Marigolds are classic farm garden plants and are often planted as mixed cultivation partners for vegetables. Like the related student flowers, their roots secrete toxins that keep nematodes away from the soil. However, they are also very suitable as area planting or for mixed summer flower beds and can be used to close gaps in the perennial bed. Marigolds also have a certain significance as green manure. For example, one likes to sow them on former strawberry beds in order to counteract soil fatigue.
As flowers for colourful summer bouquets, you should cut stems that have just opened their flower buds – they last the longest in the vase. If you hang them upside down in a cool, airy place to dry, you can also use them for drying bouquets.

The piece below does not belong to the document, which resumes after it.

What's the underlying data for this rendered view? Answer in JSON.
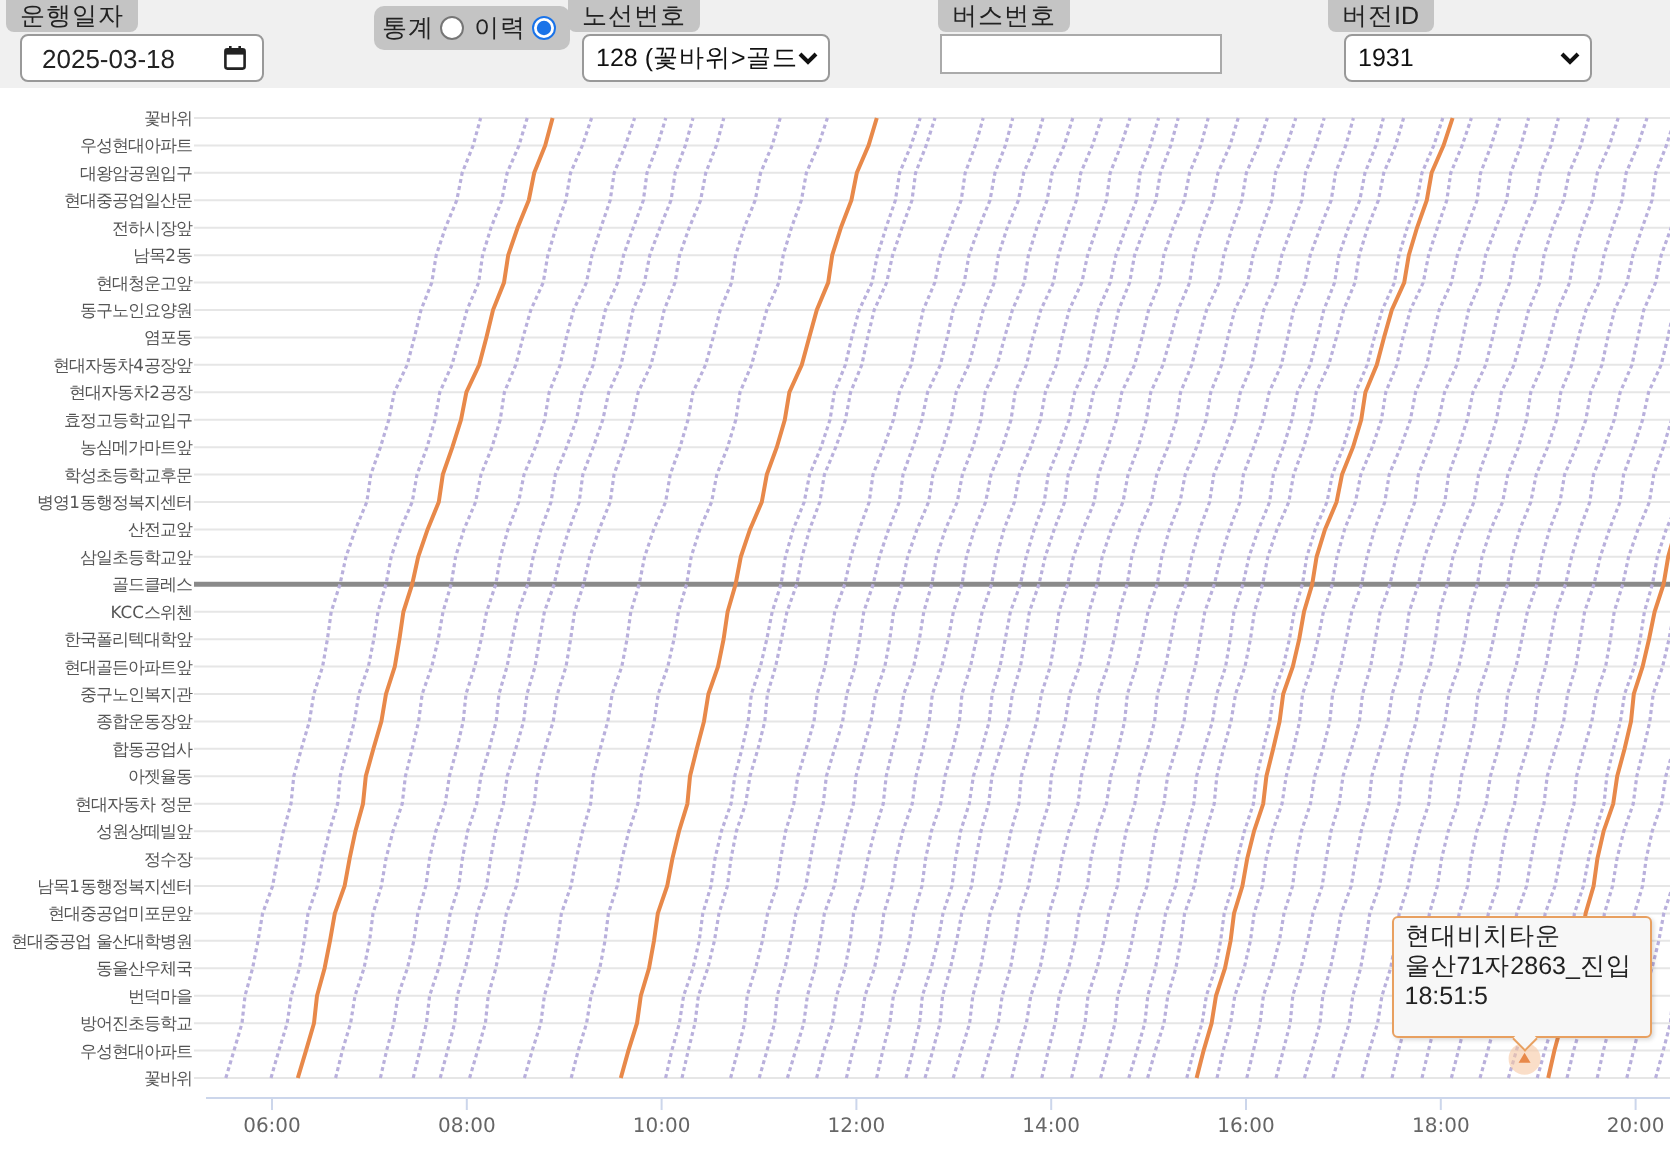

For balcony boxes and other plant containers, marigolds are only suitable to a limited extent, however, because they quickly become unsightly after the main flowering period and hardly set any new flower buds.

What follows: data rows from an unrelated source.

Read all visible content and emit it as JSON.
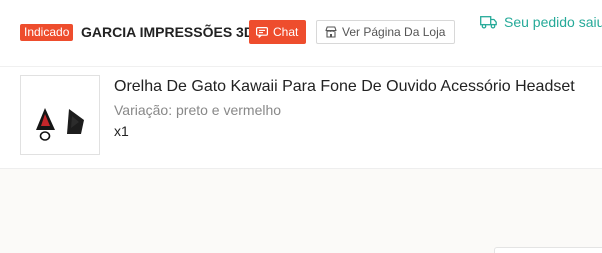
{
  "shop": {
    "badge": "Indicado",
    "name": "GARCIA IMPRESSÕES 3D",
    "chat_label": "Chat",
    "view_store_label": "Ver Página Da Loja"
  },
  "order_status": {
    "text": "Seu pedido saiu",
    "icon": "truck-icon",
    "color": "#26aa99"
  },
  "item": {
    "title": "Orelha De Gato Kawaii Para Fone De Ouvido Acessório Headset",
    "variation": "Variação: preto e vermelho",
    "quantity": "x1"
  },
  "colors": {
    "accent": "#ee4d2d",
    "status": "#26aa99"
  }
}
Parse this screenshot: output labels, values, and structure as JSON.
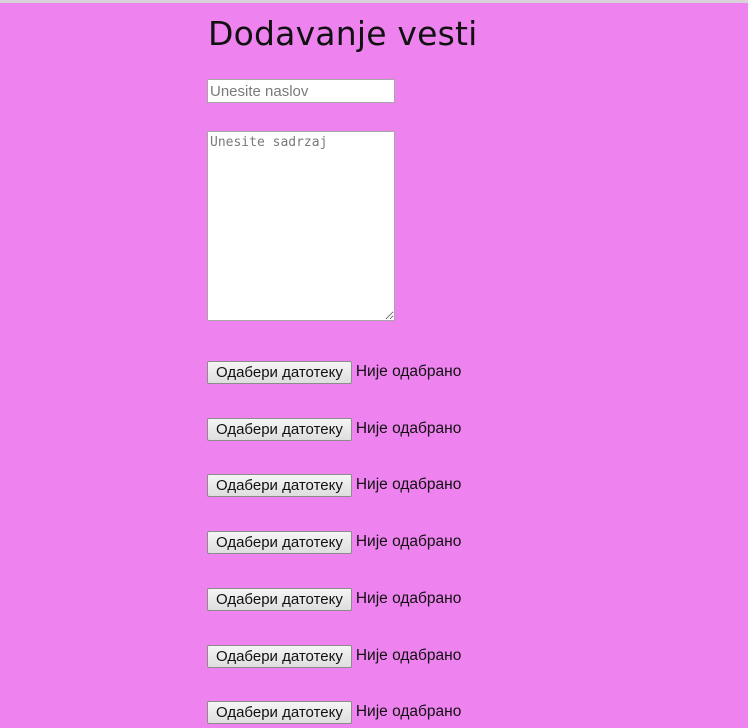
{
  "page": {
    "heading": "Dodavanje vesti",
    "background_color": "#ee82ee"
  },
  "form": {
    "title_placeholder": "Unesite naslov",
    "title_value": "",
    "content_placeholder": "Unesite sadrzaj",
    "content_value": "",
    "file_inputs": [
      {
        "button_label": "Одабери датотеку",
        "status": "Није одабрано"
      },
      {
        "button_label": "Одабери датотеку",
        "status": "Није одабрано"
      },
      {
        "button_label": "Одабери датотеку",
        "status": "Није одабрано"
      },
      {
        "button_label": "Одабери датотеку",
        "status": "Није одабрано"
      },
      {
        "button_label": "Одабери датотеку",
        "status": "Није одабрано"
      },
      {
        "button_label": "Одабери датотеку",
        "status": "Није одабрано"
      },
      {
        "button_label": "Одабери датотеку",
        "status": "Није одабрано"
      }
    ]
  }
}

There is a multitude of different varieties, some of which are only locally distributed and are often “passed on” from generation to generation within the family. Some of the most beautiful marigold cultivars on the market include ‘Orange Gitana’ with orange flowers and ‘Yellow Gitana’ with corn yellow petals and a dark centre. Both remain very compact with growth heights of up to 30 centimeters. Orange Porcupine’ is a well-stocked orange variety with a long flowering period and rolled up, prickly petals. Neon’ bears large, densely filled orange flowers. The tips of the petals are wine red. With a growth height of 60 centimeters, it is well suited as a cut flower. In addition to the pure varieties, there are also many seed mixtures on the market with different cultivars in yellow and orange. One of the best known is the ‘Daisy’ blend with four compact growing varieties in lemon yellow, golden yellow, apricot and deep orange.
Since marigolds can only be propagated by sowing, you can simply collect seeds from your own plants in summer. Let it dry well and keep it cool and dark in screw jars or paper bags until sowing in spring. Alternatively, you can sow the collected seed in September and cover the seed bed with fir twigs. Winter frost does not make up much of the seeds, but they germinate very early in spring and are then at risk of late frost.
Diseases and pests
Fungal diseases, which occur relatively frequently in marigolds, are downy mildew and downy mildew. Occasionally it comes also to the infestation with leaf-spot-diseases. An airy location, moderately moist, permeable soil and sufficient planting distances are the best preventive measures. Aphids, leaf bugs and leaf miner flies are important in animal pests. In addition, marigolds are often eaten by snails.